Source data.
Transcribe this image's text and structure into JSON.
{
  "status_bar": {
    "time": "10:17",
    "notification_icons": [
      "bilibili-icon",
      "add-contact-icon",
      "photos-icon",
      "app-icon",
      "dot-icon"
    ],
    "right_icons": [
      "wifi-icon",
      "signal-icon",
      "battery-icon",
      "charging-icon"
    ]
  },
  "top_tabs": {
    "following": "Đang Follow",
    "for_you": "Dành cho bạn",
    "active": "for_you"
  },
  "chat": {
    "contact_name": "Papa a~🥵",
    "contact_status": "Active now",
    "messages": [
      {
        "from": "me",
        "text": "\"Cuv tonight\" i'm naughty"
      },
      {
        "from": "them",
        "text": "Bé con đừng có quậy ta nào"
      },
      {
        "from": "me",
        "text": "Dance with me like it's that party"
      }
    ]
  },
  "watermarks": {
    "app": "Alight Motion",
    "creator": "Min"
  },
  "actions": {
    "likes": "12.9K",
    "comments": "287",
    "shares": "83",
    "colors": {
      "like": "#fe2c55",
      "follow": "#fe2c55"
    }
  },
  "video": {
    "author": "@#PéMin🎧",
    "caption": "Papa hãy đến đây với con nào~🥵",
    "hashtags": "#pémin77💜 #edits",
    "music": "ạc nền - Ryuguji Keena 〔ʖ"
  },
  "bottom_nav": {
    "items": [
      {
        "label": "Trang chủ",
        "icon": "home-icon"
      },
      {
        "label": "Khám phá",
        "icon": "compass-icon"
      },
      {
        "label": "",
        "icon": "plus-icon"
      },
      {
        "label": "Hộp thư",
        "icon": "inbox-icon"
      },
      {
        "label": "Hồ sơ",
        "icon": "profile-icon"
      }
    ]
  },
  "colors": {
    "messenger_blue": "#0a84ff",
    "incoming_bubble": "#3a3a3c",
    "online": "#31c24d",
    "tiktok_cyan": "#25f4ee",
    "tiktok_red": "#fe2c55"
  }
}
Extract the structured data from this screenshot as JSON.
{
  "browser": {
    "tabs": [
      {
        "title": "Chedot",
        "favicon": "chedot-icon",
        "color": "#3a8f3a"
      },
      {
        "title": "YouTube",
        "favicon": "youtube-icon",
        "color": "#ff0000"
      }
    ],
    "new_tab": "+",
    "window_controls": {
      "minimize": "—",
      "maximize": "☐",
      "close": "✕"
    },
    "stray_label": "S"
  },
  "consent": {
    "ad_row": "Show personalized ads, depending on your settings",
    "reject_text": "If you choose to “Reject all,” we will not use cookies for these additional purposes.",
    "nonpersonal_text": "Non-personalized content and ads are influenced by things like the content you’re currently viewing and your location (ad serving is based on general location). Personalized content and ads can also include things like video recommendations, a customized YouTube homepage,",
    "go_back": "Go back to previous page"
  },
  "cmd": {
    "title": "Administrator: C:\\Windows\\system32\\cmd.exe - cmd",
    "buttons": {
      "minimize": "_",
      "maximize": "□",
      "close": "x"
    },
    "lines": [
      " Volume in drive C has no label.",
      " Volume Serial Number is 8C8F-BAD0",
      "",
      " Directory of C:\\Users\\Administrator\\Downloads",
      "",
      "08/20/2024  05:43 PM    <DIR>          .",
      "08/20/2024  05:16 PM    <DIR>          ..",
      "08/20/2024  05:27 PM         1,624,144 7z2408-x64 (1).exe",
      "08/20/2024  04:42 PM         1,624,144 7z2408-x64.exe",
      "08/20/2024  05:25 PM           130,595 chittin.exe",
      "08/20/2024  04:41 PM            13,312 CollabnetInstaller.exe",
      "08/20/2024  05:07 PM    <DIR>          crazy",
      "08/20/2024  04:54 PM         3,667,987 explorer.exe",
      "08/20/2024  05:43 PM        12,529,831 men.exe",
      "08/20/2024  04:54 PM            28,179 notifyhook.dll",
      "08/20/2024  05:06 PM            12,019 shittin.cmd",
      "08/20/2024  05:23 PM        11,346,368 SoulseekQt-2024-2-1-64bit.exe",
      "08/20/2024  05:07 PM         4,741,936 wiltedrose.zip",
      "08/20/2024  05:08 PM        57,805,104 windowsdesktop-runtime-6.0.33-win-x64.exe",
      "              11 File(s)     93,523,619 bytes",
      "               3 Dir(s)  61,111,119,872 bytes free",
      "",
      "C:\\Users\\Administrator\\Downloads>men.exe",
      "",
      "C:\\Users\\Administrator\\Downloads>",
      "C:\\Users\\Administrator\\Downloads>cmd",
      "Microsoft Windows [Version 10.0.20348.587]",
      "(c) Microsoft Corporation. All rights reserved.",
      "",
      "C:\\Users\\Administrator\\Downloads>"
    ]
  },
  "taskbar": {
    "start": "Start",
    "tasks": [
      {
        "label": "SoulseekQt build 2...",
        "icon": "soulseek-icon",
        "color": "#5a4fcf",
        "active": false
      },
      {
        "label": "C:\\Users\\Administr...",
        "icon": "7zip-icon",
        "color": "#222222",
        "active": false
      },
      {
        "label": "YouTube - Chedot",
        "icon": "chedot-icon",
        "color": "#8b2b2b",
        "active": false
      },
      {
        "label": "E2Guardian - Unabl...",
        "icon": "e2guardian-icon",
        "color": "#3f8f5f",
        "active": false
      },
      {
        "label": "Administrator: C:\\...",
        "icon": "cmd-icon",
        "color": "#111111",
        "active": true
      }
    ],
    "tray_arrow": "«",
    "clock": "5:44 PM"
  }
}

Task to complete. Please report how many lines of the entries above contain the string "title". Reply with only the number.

Task result. 3